• Problem to solve:
Without the images, set down each entry exactly.

• Material for this exercise:

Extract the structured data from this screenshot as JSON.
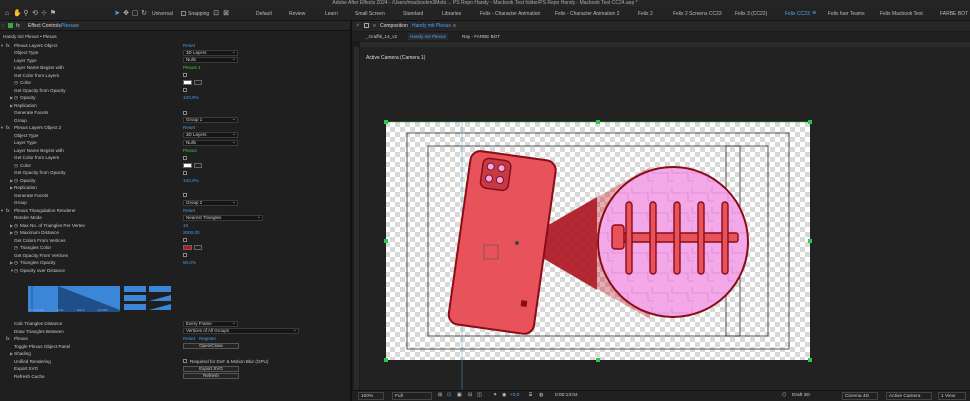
{
  "app": {
    "title": "Adobe After Effects 2024 - /Users/macbookm3Mobi ... PS Repo Handy - Macbook Test folder/PS Repo Handy - Macbook Test CC24.aep *"
  },
  "toolbar": {
    "universal_label": "Universal",
    "snapping_label": "Snapping",
    "workspaces": [
      "Default",
      "Review",
      "Learn",
      "Small Screen",
      "Standard",
      "Libraries",
      "Felix - Character Animation",
      "Felix - Character Animation 2",
      "Felix 2",
      "Felix 2 Screens CC23",
      "Felix 3 (CC22)",
      "Felix CC23",
      "Felix fuer Teams",
      "Felix Macbook Test"
    ],
    "active_workspace": "Felix CC23",
    "last_workspace": "FARBE BOT"
  },
  "effect_controls": {
    "tab_label": "Effect Controls",
    "tab_layer": "Plexus",
    "breadcrumb": "Handy mit Plexus • Plexus",
    "rows": [
      {
        "indent": 1,
        "twirl": "open",
        "fx": true,
        "label": "Plexus Layers Object",
        "type": "link",
        "value": "Reset"
      },
      {
        "indent": 2,
        "label": "Object Type",
        "type": "dropdown",
        "value": "3D Layers"
      },
      {
        "indent": 2,
        "label": "Layer Type",
        "type": "dropdown",
        "value": "Nulls"
      },
      {
        "indent": 2,
        "label": "Layer Name Begins with",
        "type": "green",
        "value": "Plexus 1"
      },
      {
        "indent": 2,
        "label": "Get Color from Layers",
        "type": "checkbox"
      },
      {
        "indent": 2,
        "stopwatch": true,
        "label": "Color",
        "type": "swatch",
        "color": "#ffffff"
      },
      {
        "indent": 2,
        "label": "Get Opacity from Opacity",
        "type": "checkbox"
      },
      {
        "indent": 2,
        "twirl": "closed",
        "stopwatch": true,
        "label": "Opacity",
        "type": "blue",
        "value": "100,0%"
      },
      {
        "indent": 2,
        "twirl": "closed",
        "label": "Replication",
        "type": "none"
      },
      {
        "indent": 2,
        "label": "Generate Facets",
        "type": "checkbox"
      },
      {
        "indent": 2,
        "label": "Group",
        "type": "dropdown",
        "value": "Group 1"
      },
      {
        "indent": 1,
        "twirl": "open",
        "fx": true,
        "label": "Plexus Layers Object 2",
        "type": "link",
        "value": "Reset"
      },
      {
        "indent": 2,
        "label": "Object Type",
        "type": "dropdown",
        "value": "3D Layers"
      },
      {
        "indent": 2,
        "label": "Layer Type",
        "type": "dropdown",
        "value": "Nulls"
      },
      {
        "indent": 2,
        "label": "Layer Name Begins with",
        "type": "green",
        "value": "Plexus"
      },
      {
        "indent": 2,
        "label": "Get Color from Layers",
        "type": "checkbox"
      },
      {
        "indent": 2,
        "stopwatch": true,
        "label": "Color",
        "type": "swatch",
        "color": "#ffffff"
      },
      {
        "indent": 2,
        "label": "Get Opacity from Opacity",
        "type": "checkbox"
      },
      {
        "indent": 2,
        "twirl": "closed",
        "stopwatch": true,
        "label": "Opacity",
        "type": "blue",
        "value": "100,0%"
      },
      {
        "indent": 2,
        "twirl": "closed",
        "label": "Replication",
        "type": "none"
      },
      {
        "indent": 2,
        "label": "Generate Facets",
        "type": "checkbox"
      },
      {
        "indent": 2,
        "label": "Group",
        "type": "dropdown",
        "value": "Group 2"
      },
      {
        "indent": 1,
        "twirl": "open",
        "fx": true,
        "label": "Plexus Triangulation Renderer",
        "type": "link",
        "value": "Reset"
      },
      {
        "indent": 2,
        "label": "Render Mode",
        "type": "dropdown-wide",
        "value": "Nearest Triangles"
      },
      {
        "indent": 2,
        "twirl": "closed",
        "stopwatch": true,
        "label": "Max No. of Triangles Per Vertex",
        "type": "blue",
        "value": "10"
      },
      {
        "indent": 2,
        "twirl": "closed",
        "stopwatch": true,
        "label": "Maximum Distance",
        "type": "blue",
        "value": "2000,00"
      },
      {
        "indent": 2,
        "label": "Get Colors From Vertices",
        "type": "checkbox"
      },
      {
        "indent": 2,
        "stopwatch": true,
        "label": "Triangles Color",
        "type": "swatch",
        "color": "#c0121e"
      },
      {
        "indent": 2,
        "label": "Get Opacity From Vertices",
        "type": "checkbox"
      },
      {
        "indent": 2,
        "twirl": "closed",
        "stopwatch": true,
        "label": "Triangles Opacity",
        "type": "blue",
        "value": "50,0%"
      },
      {
        "indent": 2,
        "twirl": "open",
        "stopwatch": true,
        "label": "Opacity over Distance",
        "type": "none"
      }
    ],
    "graph_labels": [
      "ELT-FACE",
      "FULL",
      "HALF",
      "QUART"
    ],
    "rows2": [
      {
        "label": "Calc Triangles Distance",
        "type": "dropdown",
        "value": "Every Frame"
      },
      {
        "label": "Draw Triangles Between",
        "type": "dropdown-wide",
        "value": "Vertices of All Groups"
      },
      {
        "label": "Plexus",
        "type": "reset-register",
        "value": "Reset",
        "value2": "Register",
        "fx": true
      },
      {
        "label": "Toggle Plexus Object Panel",
        "type": "button",
        "value": "Open/Close"
      },
      {
        "label": "Shading",
        "type": "none",
        "twirl": "closed"
      },
      {
        "label": "Unified Rendering",
        "type": "checkbox-text",
        "value": "Required for DoF & Motion Blur (GPU)"
      },
      {
        "label": "Export SVG",
        "type": "button",
        "value": "Export SVG"
      },
      {
        "label": "Refresh Cache",
        "type": "button",
        "value": "Refresh"
      }
    ]
  },
  "composition": {
    "tab_label": "Composition",
    "tab_comp": "Handy mit Plexus",
    "subtabs": [
      "_Graffiti_14_v2",
      "Handy mit Plexus",
      "Ray - FARBE BOT"
    ],
    "active_subtab": "Handy mit Plexus",
    "camera_label": "Active Camera (Camera 1)",
    "colors": {
      "accent": "#c0121e",
      "pink": "#f3a8e8",
      "phone": "#e8525a"
    }
  },
  "viewer_bar": {
    "zoom": "100%",
    "resolution": "Full",
    "exposure": "+0,0",
    "timecode": "0:00:13:04",
    "renderer": "Draft 3D",
    "engine": "Cinema 4D",
    "camera": "Active Camera",
    "views": "1 View"
  }
}
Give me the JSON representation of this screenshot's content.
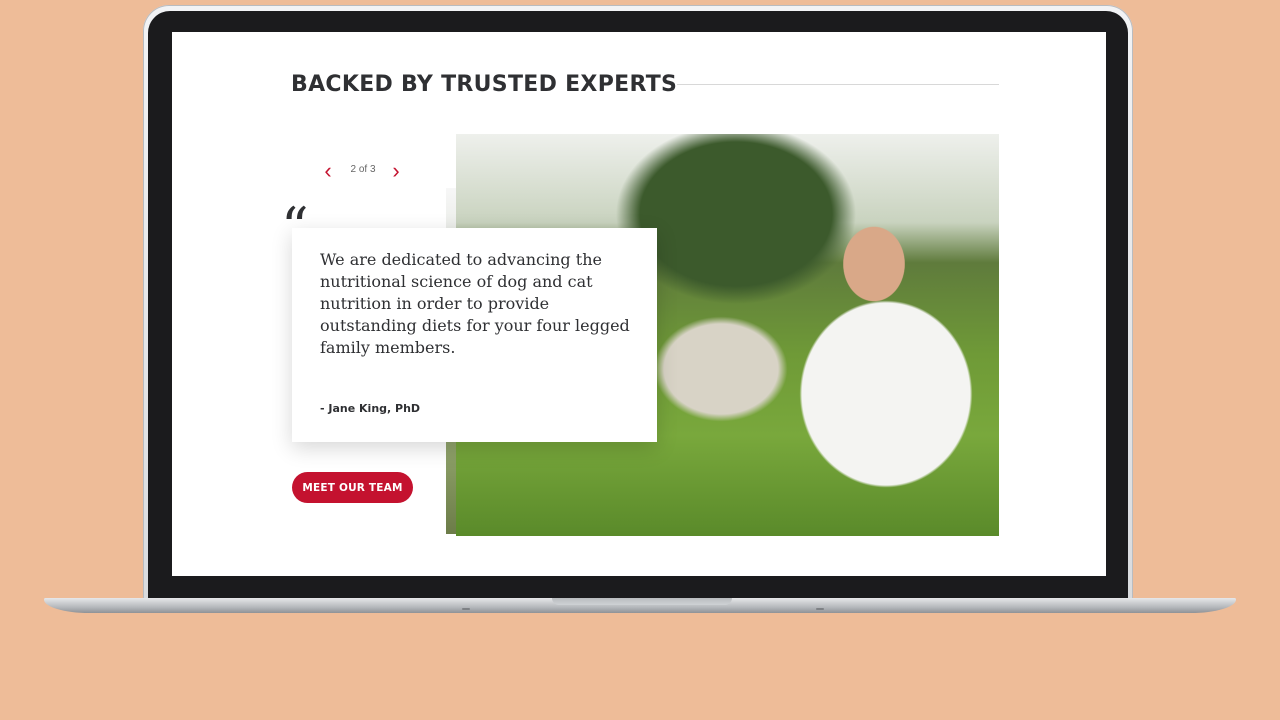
{
  "section": {
    "title": "BACKED BY TRUSTED EXPERTS"
  },
  "pager": {
    "count": "2 of 3",
    "prev_icon": "chevron-left-icon",
    "next_icon": "chevron-right-icon"
  },
  "testimonial": {
    "quote_mark": "“",
    "text": "We are dedicated to advancing the nutritional science of dog and cat nutrition in order to provide outstanding diets for your four legged family members.",
    "author": "- Jane King, PhD"
  },
  "cta": {
    "label": "MEET OUR TEAM"
  },
  "colors": {
    "accent": "#c4122f",
    "background": "#eebc98",
    "text": "#2f3033"
  }
}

• Reply:
Extract the structured data from this screenshot as JSON.
{
  "app": {
    "title": "Adobe After Effects 2024 - /Users/macbookm3Mobi ... PS Repo Handy - Macbook Test folder/PS Repo Handy - Macbook Test CC24.aep *"
  },
  "toolbar": {
    "universal_label": "Universal",
    "snapping_label": "Snapping",
    "workspaces": [
      "Default",
      "Review",
      "Learn",
      "Small Screen",
      "Standard",
      "Libraries",
      "Felix - Character Animation",
      "Felix - Character Animation 2",
      "Felix 2",
      "Felix 2 Screens CC23",
      "Felix 3 (CC22)",
      "Felix CC23",
      "Felix fuer Teams",
      "Felix Macbook Test"
    ],
    "active_workspace": "Felix CC23",
    "last_workspace": "FARBE BOT"
  },
  "effect_controls": {
    "tab_label": "Effect Controls",
    "tab_layer": "Plexus",
    "breadcrumb": "Handy mit Plexus • Plexus",
    "rows": [
      {
        "indent": 1,
        "twirl": "open",
        "fx": true,
        "label": "Plexus Layers Object",
        "type": "link",
        "value": "Reset"
      },
      {
        "indent": 2,
        "label": "Object Type",
        "type": "dropdown",
        "value": "3D Layers"
      },
      {
        "indent": 2,
        "label": "Layer Type",
        "type": "dropdown",
        "value": "Nulls"
      },
      {
        "indent": 2,
        "label": "Layer Name Begins with",
        "type": "green",
        "value": "Plexus 1"
      },
      {
        "indent": 2,
        "label": "Get Color from Layers",
        "type": "checkbox"
      },
      {
        "indent": 2,
        "stopwatch": true,
        "label": "Color",
        "type": "swatch",
        "color": "#ffffff"
      },
      {
        "indent": 2,
        "label": "Get Opacity from Opacity",
        "type": "checkbox"
      },
      {
        "indent": 2,
        "twirl": "closed",
        "stopwatch": true,
        "label": "Opacity",
        "type": "blue",
        "value": "100,0%"
      },
      {
        "indent": 2,
        "twirl": "closed",
        "label": "Replication",
        "type": "none"
      },
      {
        "indent": 2,
        "label": "Generate Facets",
        "type": "checkbox"
      },
      {
        "indent": 2,
        "label": "Group",
        "type": "dropdown",
        "value": "Group 1"
      },
      {
        "indent": 1,
        "twirl": "open",
        "fx": true,
        "label": "Plexus Layers Object 2",
        "type": "link",
        "value": "Reset"
      },
      {
        "indent": 2,
        "label": "Object Type",
        "type": "dropdown",
        "value": "3D Layers"
      },
      {
        "indent": 2,
        "label": "Layer Type",
        "type": "dropdown",
        "value": "Nulls"
      },
      {
        "indent": 2,
        "label": "Layer Name Begins with",
        "type": "green",
        "value": "Plexus"
      },
      {
        "indent": 2,
        "label": "Get Color from Layers",
        "type": "checkbox"
      },
      {
        "indent": 2,
        "stopwatch": true,
        "label": "Color",
        "type": "swatch",
        "color": "#ffffff"
      },
      {
        "indent": 2,
        "label": "Get Opacity from Opacity",
        "type": "checkbox"
      },
      {
        "indent": 2,
        "twirl": "closed",
        "stopwatch": true,
        "label": "Opacity",
        "type": "blue",
        "value": "100,0%"
      },
      {
        "indent": 2,
        "twirl": "closed",
        "label": "Replication",
        "type": "none"
      },
      {
        "indent": 2,
        "label": "Generate Facets",
        "type": "checkbox"
      },
      {
        "indent": 2,
        "label": "Group",
        "type": "dropdown",
        "value": "Group 2"
      },
      {
        "indent": 1,
        "twirl": "open",
        "fx": true,
        "label": "Plexus Triangulation Renderer",
        "type": "link",
        "value": "Reset"
      },
      {
        "indent": 2,
        "label": "Render Mode",
        "type": "dropdown-wide",
        "value": "Nearest Triangles"
      },
      {
        "indent": 2,
        "twirl": "closed",
        "stopwatch": true,
        "label": "Max No. of Triangles Per Vertex",
        "type": "blue",
        "value": "10"
      },
      {
        "indent": 2,
        "twirl": "closed",
        "stopwatch": true,
        "label": "Maximum Distance",
        "type": "blue",
        "value": "2000,00"
      },
      {
        "indent": 2,
        "label": "Get Colors From Vertices",
        "type": "checkbox"
      },
      {
        "indent": 2,
        "stopwatch": true,
        "label": "Triangles Color",
        "type": "swatch",
        "color": "#c0121e"
      },
      {
        "indent": 2,
        "label": "Get Opacity From Vertices",
        "type": "checkbox"
      },
      {
        "indent": 2,
        "twirl": "closed",
        "stopwatch": true,
        "label": "Triangles Opacity",
        "type": "blue",
        "value": "50,0%"
      },
      {
        "indent": 2,
        "twirl": "open",
        "stopwatch": true,
        "label": "Opacity over Distance",
        "type": "none"
      }
    ],
    "graph_labels": [
      "ELT-FACE",
      "FULL",
      "HALF",
      "QUART"
    ],
    "rows2": [
      {
        "label": "Calc Triangles Distance",
        "type": "dropdown",
        "value": "Every Frame"
      },
      {
        "label": "Draw Triangles Between",
        "type": "dropdown-wide",
        "value": "Vertices of All Groups"
      },
      {
        "label": "Plexus",
        "type": "reset-register",
        "value": "Reset",
        "value2": "Register",
        "fx": true
      },
      {
        "label": "Toggle Plexus Object Panel",
        "type": "button",
        "value": "Open/Close"
      },
      {
        "label": "Shading",
        "type": "none",
        "twirl": "closed"
      },
      {
        "label": "Unified Rendering",
        "type": "checkbox-text",
        "value": "Required for DoF & Motion Blur (GPU)"
      },
      {
        "label": "Export SVG",
        "type": "button",
        "value": "Export SVG"
      },
      {
        "label": "Refresh Cache",
        "type": "button",
        "value": "Refresh"
      }
    ]
  },
  "composition": {
    "tab_label": "Composition",
    "tab_comp": "Handy mit Plexus",
    "subtabs": [
      "_Graffiti_14_v2",
      "Handy mit Plexus",
      "Ray - FARBE BOT"
    ],
    "active_subtab": "Handy mit Plexus",
    "camera_label": "Active Camera (Camera 1)",
    "colors": {
      "accent": "#c0121e",
      "pink": "#f3a8e8",
      "phone": "#e8525a"
    }
  },
  "viewer_bar": {
    "zoom": "100%",
    "resolution": "Full",
    "exposure": "+0,0",
    "timecode": "0:00:13:04",
    "renderer": "Draft 3D",
    "engine": "Cinema 4D",
    "camera": "Active Camera",
    "views": "1 View"
  }
}
Give me the JSON representation of this screenshot's content.
{
  "section": {
    "title": "BACKED BY TRUSTED EXPERTS"
  },
  "pager": {
    "count": "2 of 3",
    "prev_icon": "chevron-left-icon",
    "next_icon": "chevron-right-icon"
  },
  "testimonial": {
    "quote_mark": "“",
    "text": "We are dedicated to advancing the nutritional science of dog and cat nutrition in order to provide outstanding diets for your four legged family members.",
    "author": "- Jane King, PhD"
  },
  "cta": {
    "label": "MEET OUR TEAM"
  },
  "colors": {
    "accent": "#c4122f",
    "background": "#eebc98",
    "text": "#2f3033"
  }
}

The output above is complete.